Both students lack understanding of aligning the second row to being with the Tens column. Student B may also struggle with multiplication. Consider how their needs might be addressed in a small group regarding alignment, and individually with Student B on multiplication. Diagnosing cause of student gaps makes reteaching and coaching targeted and time efficient.
3. Reflect on the data to plan interventions and/or extensions/enrichments
Once student(s) needs are determined, a plan of action can be developed (Step 4-5 from the Exit Card example). As we saw with the math example, the diagnosis is specific and requires differentiation. Alignment may have been a trend among several students, which could be addressed as a small group mini-lesson or a whole class review at the beginning of the next lesson. The multiplication skills issue may not be a common need or be addressed effectively as a whole class review. Let’s not forget the students who are way past 2-digit multiplication. What do we do for them to ensure they are growing? The lesson activities will need to be differentiated, and the formative assessment results help to ensure that the coached learning experiences are targeted to what groups and individuals need.
4. Implement plan of action
This step in the Formative Assessment Cycle starts the process again. On implementing the plan via lessons and coaching, new formative assessment activities will need to occur to track if the students who were falling behind are back on track, or need more supports, framed in different ways. It’s also an opportunity to see if other students ran into stumbling blocks, or are clearly ahead of the pack, thus needing more complex work that challenges them.

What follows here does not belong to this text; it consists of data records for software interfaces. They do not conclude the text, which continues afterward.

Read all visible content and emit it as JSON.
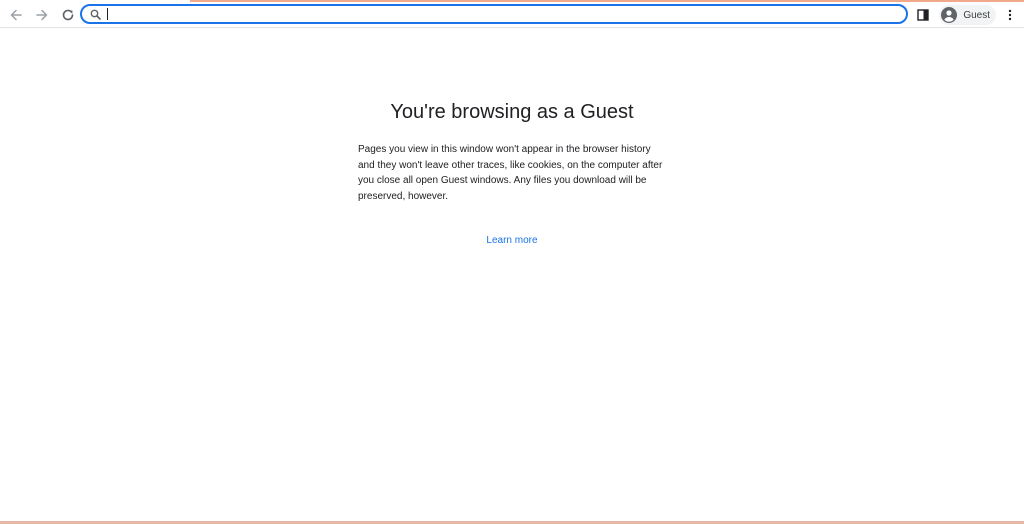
{
  "toolbar": {
    "back_icon": "arrow-left-icon",
    "forward_icon": "arrow-right-icon",
    "reload_icon": "reload-icon",
    "omnibox": {
      "value": "",
      "placeholder": "",
      "icon": "search-icon"
    },
    "side_panel_icon": "side-panel-icon",
    "profile": {
      "icon": "person-icon",
      "label": "Guest"
    },
    "menu_icon": "more-vert-icon"
  },
  "main": {
    "title": "You're browsing as a Guest",
    "description": "Pages you view in this window won't appear in the browser history and they won't leave other traces, like cookies, on the computer after you close all open Guest windows. Any files you download will be preserved, however.",
    "learn_more": "Learn more"
  },
  "colors": {
    "accent": "#1a73e8",
    "text": "#202124",
    "icon": "#5f6368",
    "top_accent": "#f0a98b"
  }
}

Some might raise the concern about time expenditures to follow a Formative Assessment Cycle when there are pressures to forge ahead with curriculum demands. Such demands and a Formative Assessment Cycle are not at odds. Using daily quick assessment strategies like exit cards or non-graded quizzes gives important feedback about the success of a lesson. What teacher or administrator exists who would prefer to be blind to whether or not students are successfully learning based on the lesson implementation? Or another way to put it, if an educator’s job is to ensure that all students are learning, then tracking success and gaps is essential. Reteaching blindly wastes time both for students and teachers. A Formative Assessment Cycle helps ensures that now child fall between the cracks, much less falling behind. Per Lorna M. Earl, it’s an obvious response to facilitate successful learning for all.
[i] Lorna M. Earl, Assessment as Learning: Using Classroom Assessment to Maximize Student Learning, Corwin Press, Inc., 2003. pp. 86-87